The JUI-F and other opposition parties have been trying to capitalize on the anger and frustration of the masses against the Pakistan Tehreek-e-Insaf (PTI) administration that came to power last year, promising ten million new jobs for the youth, five million low-cost houses and economic reforms to benefit the middle class.
But the economy has nosedived with double-digit inflation and rampant unemployment due to the closure of industry, as the government signed a $6 billion bailout deal with the International Monetary Fund (IMF) to stave off a balance-of-payments crisis.
“Prime Minister Imran Khan has stabilized the deteriorating economy … and Maulana Fazlur Rehman’s ‘Plan B’ will fail like his ‘Plan A,’” Firdous Ashiq Awan, Special Assistant to the Prime Minister on Information and Broadcasting, told media.


Critics cry foul as Pakistan looks to curb coronavirus 'fake news' on social media

Updated 14 min 29 sec ago

Critics cry foul as Pakistan looks to curb coronavirus 'fake news' on social media

  • Government sets up committee to prepare new “legal framework” to tackle coronavirus-related misinformation
  • Rights activists fear the new laws will be used to choke freedom of speech
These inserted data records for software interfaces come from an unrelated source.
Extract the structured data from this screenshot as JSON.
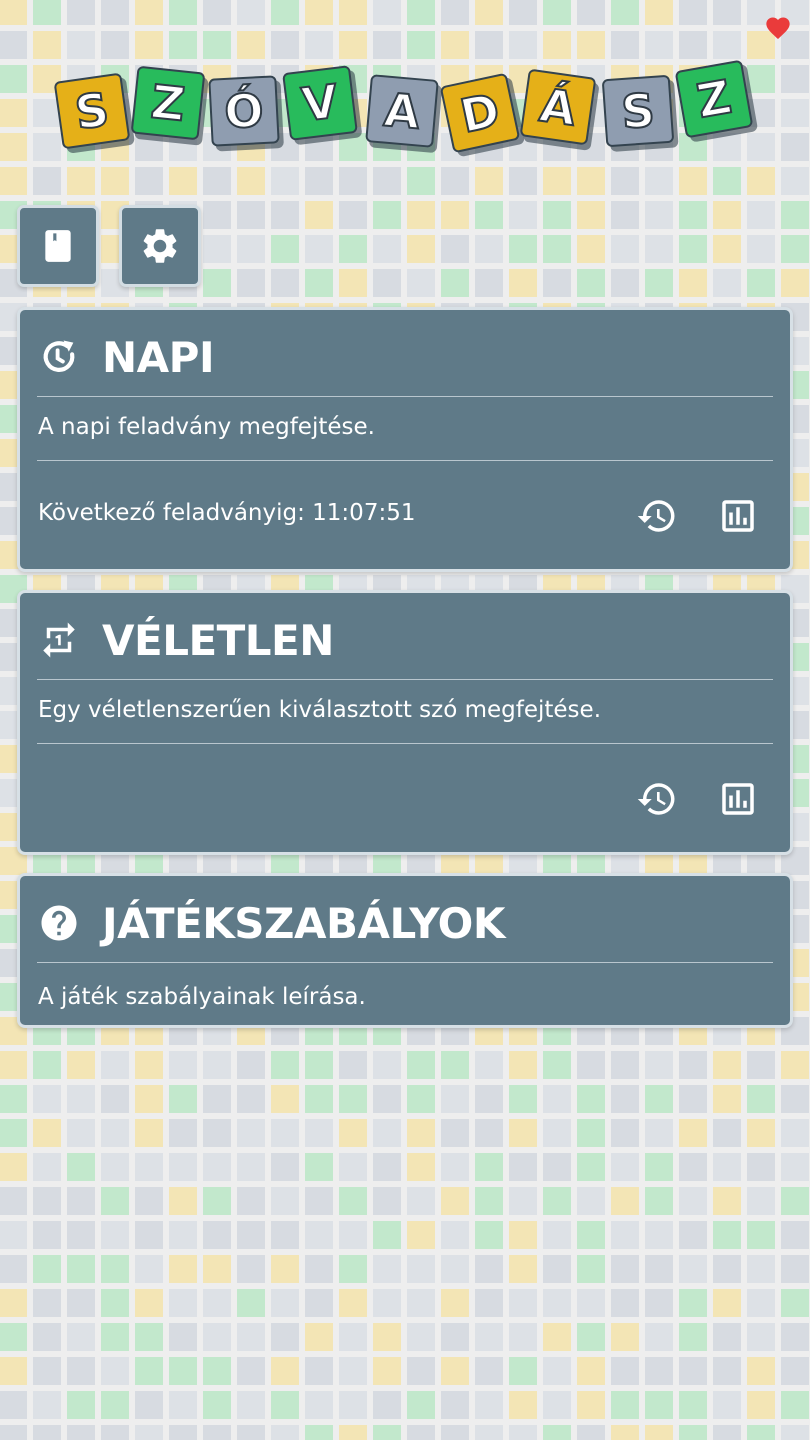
{
  "logo": {
    "letters": [
      {
        "char": "S",
        "color": "yellow"
      },
      {
        "char": "Z",
        "color": "green"
      },
      {
        "char": "Ó",
        "color": "gray"
      },
      {
        "char": "V",
        "color": "green"
      },
      {
        "char": "A",
        "color": "gray"
      },
      {
        "char": "D",
        "color": "yellow"
      },
      {
        "char": "Á",
        "color": "yellow"
      },
      {
        "char": "S",
        "color": "gray"
      },
      {
        "char": "Z",
        "color": "green"
      }
    ]
  },
  "icons": {
    "favorite": "heart-icon",
    "dictionary": "book-icon",
    "settings": "gear-icon"
  },
  "cards": {
    "daily": {
      "icon": "daily-refresh-icon",
      "title": "NAPI",
      "description": "A napi feladvány megfejtése.",
      "next_label": "Következő feladványig: 11:07:51"
    },
    "random": {
      "icon": "repeat-one-icon",
      "title": "VÉLETLEN",
      "description": "Egy véletlenszerűen kiválasztott szó megfejtése."
    },
    "rules": {
      "icon": "help-icon",
      "title": "JÁTÉKSZABÁLYOK",
      "description": "A játék szabályainak leírása."
    }
  },
  "colors": {
    "card_bg": "#5f7a88",
    "tile_yellow": "#e5b018",
    "tile_green": "#28bb5c",
    "tile_gray": "#8f9db0",
    "heart": "#ea3b3b"
  }
}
ISLAMABAD: Pakistan’s interior minister said on Thursday the government planned to introduce new laws to curb coronavirus misinformation on social media platforms in a move that has stoked fears authorities will use the additional powers to choke freedom of speech and chill dissent.
On Wednesday, the National Command and Operation Center (NCOC), a top federal body set up to oversee the government’s coronavirus mitigation efforts, set up a committee under the chairmanship of the interior minister to prepare a legal framework to help the government deal with coronavirus-related “fake news” on social media platforms.
Islamabad has previously struggled to regulate online content mostly by blocking or asking social media companies to remove blasphemous material and other posts that violate the country’s religious and cultural norms and laws or hurt national security interests.
In February, the government approved, and then rolled back, new rules to regulate cyberspace after opponents said they could be used to stifle dissent. Social media companies have also largely shunned obliging to help law enforcement agencies access data and remove online content deemed unlawful.
“Is the government a fool?” the interior minister said to Arab News on Thursday when asked if the NCOC had set up the new committee on the pretext of curtailing free speech or criticism of the government’s coronavirus mitigation policies. “If somebody asks me to suppress social media, I’ll straightaway say that I can’t do it.”
However, he said, the government was resolved to find ways to prevent the flow of false information regarding the pandemic.
These efforts, rights activists say, would allow the government to use the pandemic as an “excuse” to suppress freedom of speech.
“Social media companies have themselves been taking down disinformation and propaganda regarding COVID-19 since such posts go against their community standards,” Usama Khilji, director of Pakistani digital rights group Bolo Bhi, told Arab News, urging the government to improve coordination with social media giants like Twitter and Facebook in order to have inaccurate information removed instead of enacting new “draconian rules.”
Last month, the Pakistan Electronic Media Regulatory Authority issued an advisory to local media houses instructing them not to air coronavirus-related content that was “not based on ground realities” and was likely to create “unnecessary panic.” 
The advisory was seen as a warning to critics of the government’s efforts to fight growing rates of infection.
“If the government wants to counter online disinformation, it can do it by releasing authentic information instead of coercing journalists and media houses,” Iqbal Khattak, who represents Reporters Without Borders in Pakistan, told Arab News. “It must immediately drop its plan to enact new social media rules since we already know its objective is to undermine freedom of expression.”